Every line in the data below that has the word "Standard" should be returned.

### STUDY MATERIAL
========
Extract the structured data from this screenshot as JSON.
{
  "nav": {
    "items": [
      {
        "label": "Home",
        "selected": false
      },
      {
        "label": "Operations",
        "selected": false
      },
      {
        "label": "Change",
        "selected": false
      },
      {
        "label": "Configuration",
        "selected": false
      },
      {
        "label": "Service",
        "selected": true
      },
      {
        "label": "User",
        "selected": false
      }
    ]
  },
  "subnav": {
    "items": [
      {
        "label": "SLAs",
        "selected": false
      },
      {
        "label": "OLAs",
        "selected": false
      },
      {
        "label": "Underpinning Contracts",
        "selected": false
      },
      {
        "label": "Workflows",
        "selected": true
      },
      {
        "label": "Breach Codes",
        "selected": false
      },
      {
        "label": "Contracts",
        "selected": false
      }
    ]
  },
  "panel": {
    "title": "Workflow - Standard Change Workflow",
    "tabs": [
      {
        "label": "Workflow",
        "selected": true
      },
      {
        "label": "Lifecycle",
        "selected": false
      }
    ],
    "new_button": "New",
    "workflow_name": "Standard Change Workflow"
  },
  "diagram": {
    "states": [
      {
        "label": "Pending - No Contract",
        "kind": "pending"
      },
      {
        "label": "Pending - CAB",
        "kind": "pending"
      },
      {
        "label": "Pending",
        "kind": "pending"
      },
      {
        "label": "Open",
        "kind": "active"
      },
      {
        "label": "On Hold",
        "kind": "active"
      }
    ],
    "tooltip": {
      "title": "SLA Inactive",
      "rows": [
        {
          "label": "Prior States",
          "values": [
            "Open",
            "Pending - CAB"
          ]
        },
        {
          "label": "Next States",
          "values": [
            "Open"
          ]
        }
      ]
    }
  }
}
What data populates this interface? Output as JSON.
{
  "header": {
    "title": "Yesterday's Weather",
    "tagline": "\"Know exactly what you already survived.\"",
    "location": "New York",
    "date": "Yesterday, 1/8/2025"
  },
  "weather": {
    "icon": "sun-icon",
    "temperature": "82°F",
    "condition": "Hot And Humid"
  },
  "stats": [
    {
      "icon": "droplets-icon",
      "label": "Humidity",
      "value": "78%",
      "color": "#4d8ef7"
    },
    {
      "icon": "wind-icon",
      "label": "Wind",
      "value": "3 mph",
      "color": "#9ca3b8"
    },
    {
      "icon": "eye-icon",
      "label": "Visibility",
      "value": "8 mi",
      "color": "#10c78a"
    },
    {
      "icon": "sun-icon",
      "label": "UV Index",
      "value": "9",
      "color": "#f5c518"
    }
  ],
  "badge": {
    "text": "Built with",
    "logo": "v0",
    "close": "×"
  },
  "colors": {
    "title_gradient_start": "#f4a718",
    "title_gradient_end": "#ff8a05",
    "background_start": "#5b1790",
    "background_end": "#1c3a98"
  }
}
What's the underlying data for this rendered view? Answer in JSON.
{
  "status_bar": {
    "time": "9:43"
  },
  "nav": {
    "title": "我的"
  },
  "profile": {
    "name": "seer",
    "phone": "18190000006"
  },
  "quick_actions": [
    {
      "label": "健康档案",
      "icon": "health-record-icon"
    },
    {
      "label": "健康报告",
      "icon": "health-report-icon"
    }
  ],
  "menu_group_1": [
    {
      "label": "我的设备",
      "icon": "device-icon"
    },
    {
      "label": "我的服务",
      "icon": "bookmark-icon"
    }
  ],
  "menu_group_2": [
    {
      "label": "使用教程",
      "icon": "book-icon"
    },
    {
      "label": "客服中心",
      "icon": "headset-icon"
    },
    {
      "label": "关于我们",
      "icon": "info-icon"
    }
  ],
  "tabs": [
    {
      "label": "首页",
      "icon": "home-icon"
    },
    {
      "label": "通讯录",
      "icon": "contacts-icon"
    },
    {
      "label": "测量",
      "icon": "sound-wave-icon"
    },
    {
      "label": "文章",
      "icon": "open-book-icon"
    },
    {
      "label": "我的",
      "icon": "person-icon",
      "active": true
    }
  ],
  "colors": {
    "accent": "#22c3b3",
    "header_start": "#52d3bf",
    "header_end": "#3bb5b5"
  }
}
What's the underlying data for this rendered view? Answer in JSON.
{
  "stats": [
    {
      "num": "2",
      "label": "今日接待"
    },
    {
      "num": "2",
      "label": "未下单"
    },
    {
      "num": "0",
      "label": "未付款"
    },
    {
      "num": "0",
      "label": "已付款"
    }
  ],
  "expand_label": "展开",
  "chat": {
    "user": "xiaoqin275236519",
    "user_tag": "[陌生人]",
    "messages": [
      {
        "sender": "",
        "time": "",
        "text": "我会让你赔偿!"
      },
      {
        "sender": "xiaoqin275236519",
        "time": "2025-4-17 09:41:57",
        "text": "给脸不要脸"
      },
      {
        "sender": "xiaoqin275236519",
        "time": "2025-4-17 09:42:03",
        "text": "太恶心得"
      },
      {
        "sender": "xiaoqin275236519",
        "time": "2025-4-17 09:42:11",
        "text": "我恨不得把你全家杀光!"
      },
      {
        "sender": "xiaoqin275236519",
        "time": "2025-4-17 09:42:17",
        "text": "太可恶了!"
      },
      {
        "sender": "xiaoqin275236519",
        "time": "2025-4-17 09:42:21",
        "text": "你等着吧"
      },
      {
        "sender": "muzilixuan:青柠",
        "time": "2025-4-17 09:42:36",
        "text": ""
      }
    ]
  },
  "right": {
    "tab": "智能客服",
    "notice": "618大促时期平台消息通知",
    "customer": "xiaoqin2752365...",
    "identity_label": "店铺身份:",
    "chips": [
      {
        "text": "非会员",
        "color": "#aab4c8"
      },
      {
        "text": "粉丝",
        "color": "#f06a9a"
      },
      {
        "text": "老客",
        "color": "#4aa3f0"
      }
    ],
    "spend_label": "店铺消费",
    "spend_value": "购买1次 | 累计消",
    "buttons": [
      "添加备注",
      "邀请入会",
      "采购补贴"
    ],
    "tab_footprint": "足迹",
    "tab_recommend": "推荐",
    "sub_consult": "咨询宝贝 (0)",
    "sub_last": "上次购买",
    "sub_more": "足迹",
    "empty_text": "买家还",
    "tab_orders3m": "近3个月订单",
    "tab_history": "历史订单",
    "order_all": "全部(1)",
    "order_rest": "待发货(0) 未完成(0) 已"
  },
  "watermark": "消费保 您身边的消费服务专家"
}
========
### EXERCISE ANSWER
    "title": "Workflow - Standard Change Workflow",
    "workflow_name": "Standard Change Workflow"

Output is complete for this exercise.